*The task*.
Records follow. Pull out every line that contains "subscribe".

Records contained in a dataset

---------------

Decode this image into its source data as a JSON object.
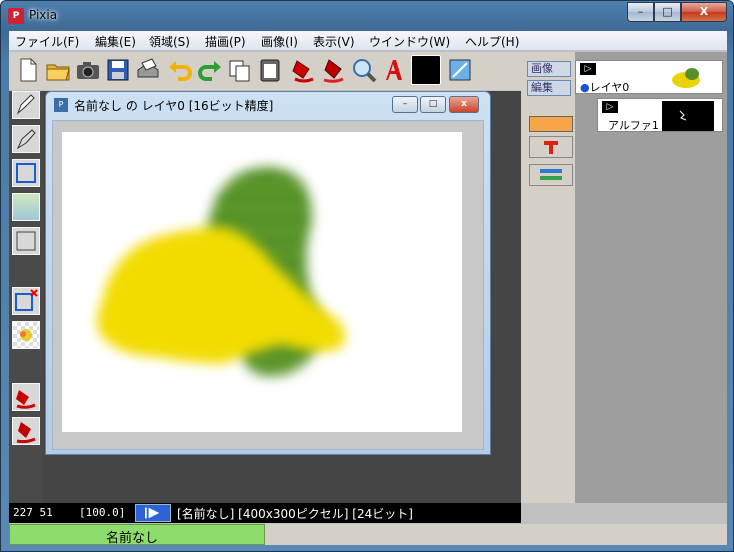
{
  "window": {
    "title": "Pixia",
    "min_glyph": "–",
    "max_glyph": "□",
    "close_glyph": "X"
  },
  "menu": [
    "ファイル(F)",
    "編集(E)",
    "領域(S)",
    "描画(P)",
    "画像(I)",
    "表示(V)",
    "ウインドウ(W)",
    "ヘルプ(H)"
  ],
  "toolbar": {
    "icons": [
      "new-file-icon",
      "open-folder-icon",
      "camera-icon",
      "save-icon",
      "print-icon",
      "undo-icon",
      "redo-icon",
      "copy-icon",
      "paste-icon",
      "fill-bucket-icon",
      "fill-bucket-2-icon",
      "magnifier-icon",
      "text-tool-icon",
      "color-black-icon",
      "transform-icon"
    ],
    "current_color": "#000000"
  },
  "document": {
    "title": "名前なし の レイヤ0 [16ビット精度]",
    "min_glyph": "–",
    "max_glyph": "□",
    "close_glyph": "x"
  },
  "right_panel": {
    "tab_image": "画像",
    "tab_edit": "編集",
    "color": "#f8a548",
    "layers": [
      {
        "name": "レイヤ0",
        "visible_glyph": "▷"
      },
      {
        "name": "アルファ1",
        "visible_glyph": "▷"
      }
    ]
  },
  "status": {
    "coords": "227 51",
    "zoom": "[100.0]",
    "info": "[名前なし] [400x300ピクセル] [24ビット]"
  },
  "doc_tab": {
    "label": "名前なし"
  },
  "colors": {
    "accent": "#2d63d8",
    "tab_green": "#8edc6b",
    "paint_yellow": "#f2dc00",
    "leaf_green": "#4e8a23"
  }
}
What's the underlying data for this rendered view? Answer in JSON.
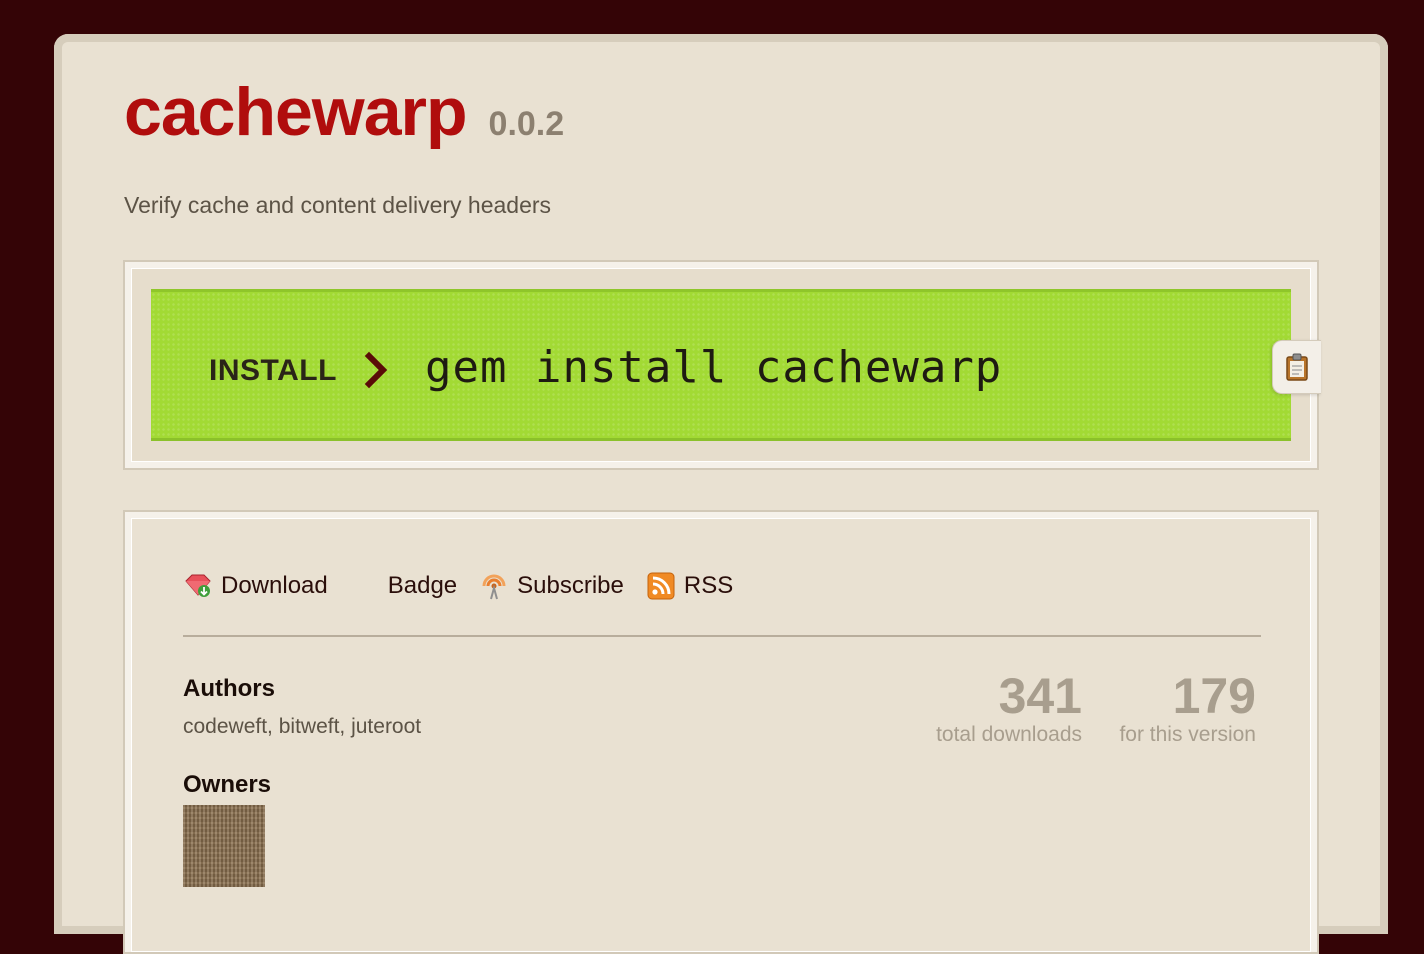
{
  "gem": {
    "name": "cachewarp",
    "version": "0.0.2",
    "description": "Verify cache and content delivery headers"
  },
  "install": {
    "label": "INSTALL",
    "command": "gem install cachewarp"
  },
  "links": {
    "download": "Download",
    "badge": "Badge",
    "subscribe": "Subscribe",
    "rss": "RSS"
  },
  "authors": {
    "title": "Authors",
    "list": "codeweft, bitweft, juteroot"
  },
  "owners": {
    "title": "Owners"
  },
  "stats": {
    "total_downloads": "341",
    "total_downloads_label": "total downloads",
    "version_downloads": "179",
    "version_downloads_label": "for this version"
  },
  "icons": {
    "arrow": "chevron-right-icon",
    "clipboard": "clipboard-icon",
    "download": "gem-download-icon",
    "subscribe": "subscribe-icon",
    "rss": "rss-icon"
  },
  "colors": {
    "background": "#340406",
    "page": "#e9e1d2",
    "gem_name": "#b00d0d",
    "install_bar": "#a2da34"
  }
}
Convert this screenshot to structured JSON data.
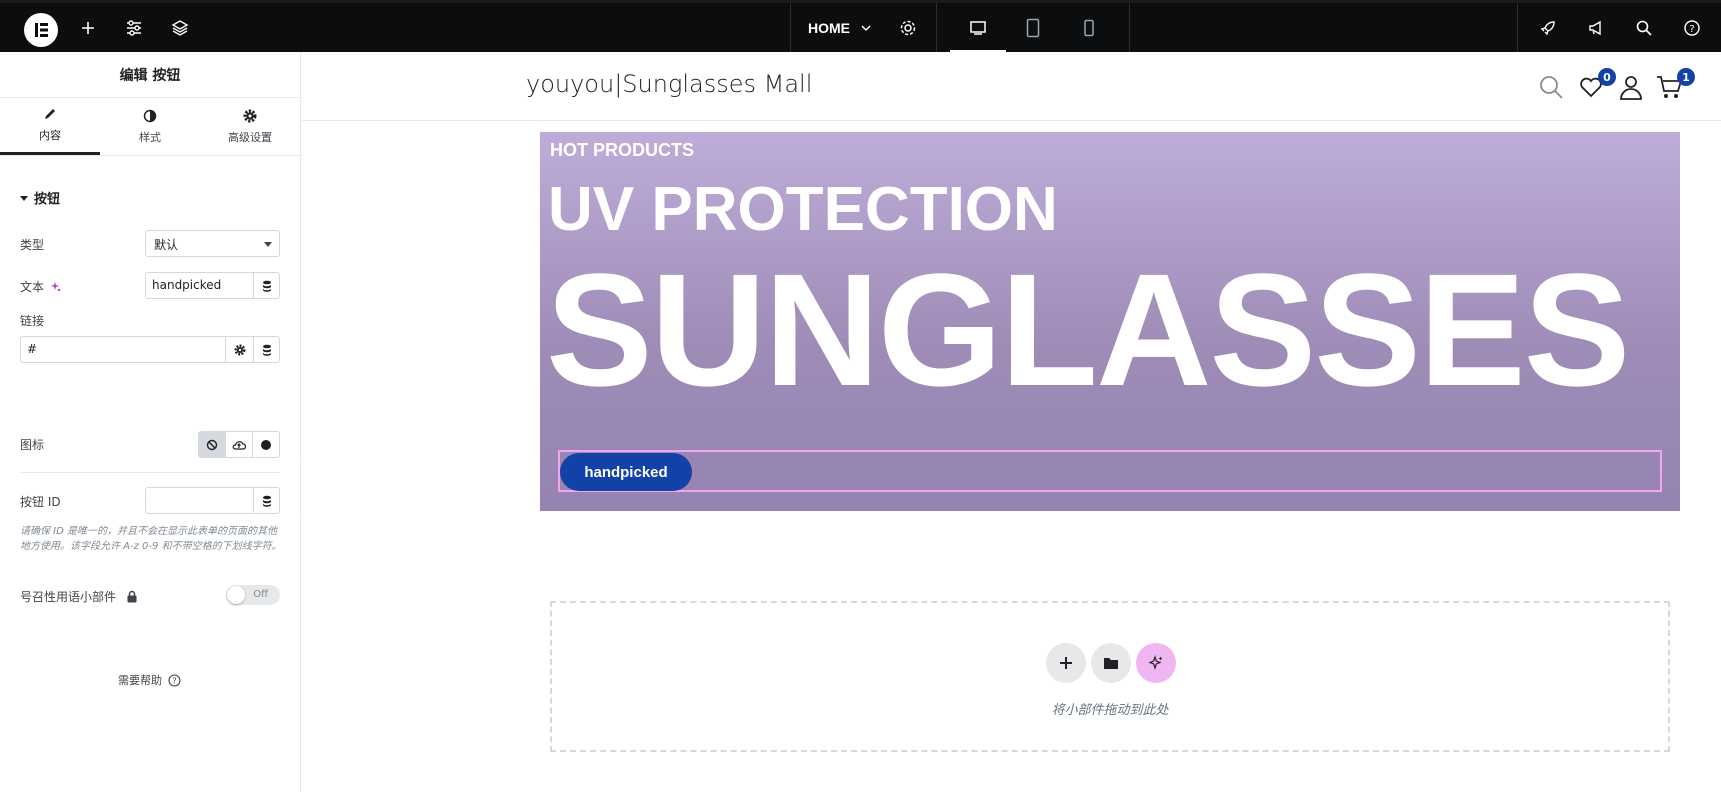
{
  "topbar": {
    "page_selector": "HOME"
  },
  "panel": {
    "title": "编辑 按钮",
    "tabs": [
      {
        "label": "内容",
        "icon": "pencil-icon",
        "active": true
      },
      {
        "label": "样式",
        "icon": "half-circle-icon",
        "active": false
      },
      {
        "label": "高级设置",
        "icon": "gear-icon",
        "active": false
      }
    ],
    "section": "按钮",
    "type_label": "类型",
    "type_value": "默认",
    "text_label": "文本",
    "text_value": "handpicked",
    "link_label": "链接",
    "link_value": "#",
    "icon_label": "图标",
    "button_id_label": "按钮 ID",
    "button_id_value": "",
    "hint": "请确保 ID 是唯一的，并且不会在显示此表单的页面的其他地方使用。该字段允许 A-z 0-9 和不带空格的下划线字符。",
    "cta_widget_label": "号召性用语小部件",
    "toggle_text": "Off",
    "help_label": "需要帮助"
  },
  "site": {
    "title": "youyou|Sunglasses Mall",
    "wishlist_count": "0",
    "cart_count": "1"
  },
  "hero": {
    "kicker": "HOT PRODUCTS",
    "subtitle": "UV PROTECTION",
    "headline": "SUNGLASSES",
    "button_label": "handpicked",
    "gradient_top": "#bfadd9",
    "gradient_bottom": "#9483b0",
    "button_color": "#1242a8"
  },
  "dropzone": {
    "text": "将小部件拖动到此处"
  }
}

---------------

*Response area*.
    "subscribe": "Subscribe",
    "subscribe": "subscribe-icon",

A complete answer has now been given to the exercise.